• **EXERCISE DESCRIPTION**: Copy all the data exactly, except the pictures.

[Component data from apps and pages]
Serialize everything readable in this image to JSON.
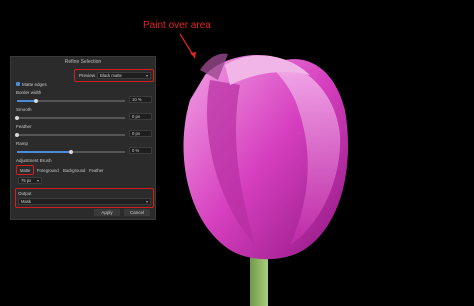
{
  "annotation": {
    "text": "Paint over area",
    "color": "#e12424"
  },
  "dialog": {
    "title": "Refine Selection",
    "preview_label": "Preview",
    "preview_value": "Black matte",
    "matte_edges_label": "Matte edges",
    "border_width": {
      "label": "Border width",
      "value": "10 %",
      "level": 0.18
    },
    "smooth": {
      "label": "Smooth",
      "value": "0 px",
      "level": 0.0
    },
    "feather": {
      "label": "Feather",
      "value": "0 px",
      "level": 0.0
    },
    "ramp": {
      "label": "Ramp",
      "value": "0 %",
      "level": 0.5
    },
    "brush_label": "Adjustment Brush",
    "brush_tabs": [
      "Matte",
      "Foreground",
      "Background",
      "Feather"
    ],
    "brush_size": "75 px",
    "output_label": "Output",
    "output_value": "Mask",
    "apply_label": "Apply",
    "cancel_label": "Cancel"
  },
  "colors": {
    "accent": "#4a8ad8",
    "highlight": "#d41d1d",
    "petal": "#d63fbf"
  }
}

• **REPLY TO THE EXERCISE**:
Serialize everything readable in this image to JSON.
{
  "annotation": {
    "text": "Paint over area",
    "color": "#e12424"
  },
  "dialog": {
    "title": "Refine Selection",
    "preview_label": "Preview",
    "preview_value": "Black matte",
    "matte_edges_label": "Matte edges",
    "border_width": {
      "label": "Border width",
      "value": "10 %",
      "level": 0.18
    },
    "smooth": {
      "label": "Smooth",
      "value": "0 px",
      "level": 0.0
    },
    "feather": {
      "label": "Feather",
      "value": "0 px",
      "level": 0.0
    },
    "ramp": {
      "label": "Ramp",
      "value": "0 %",
      "level": 0.5
    },
    "brush_label": "Adjustment Brush",
    "brush_tabs": [
      "Matte",
      "Foreground",
      "Background",
      "Feather"
    ],
    "brush_size": "75 px",
    "output_label": "Output",
    "output_value": "Mask",
    "apply_label": "Apply",
    "cancel_label": "Cancel"
  },
  "colors": {
    "accent": "#4a8ad8",
    "highlight": "#d41d1d",
    "petal": "#d63fbf"
  }
}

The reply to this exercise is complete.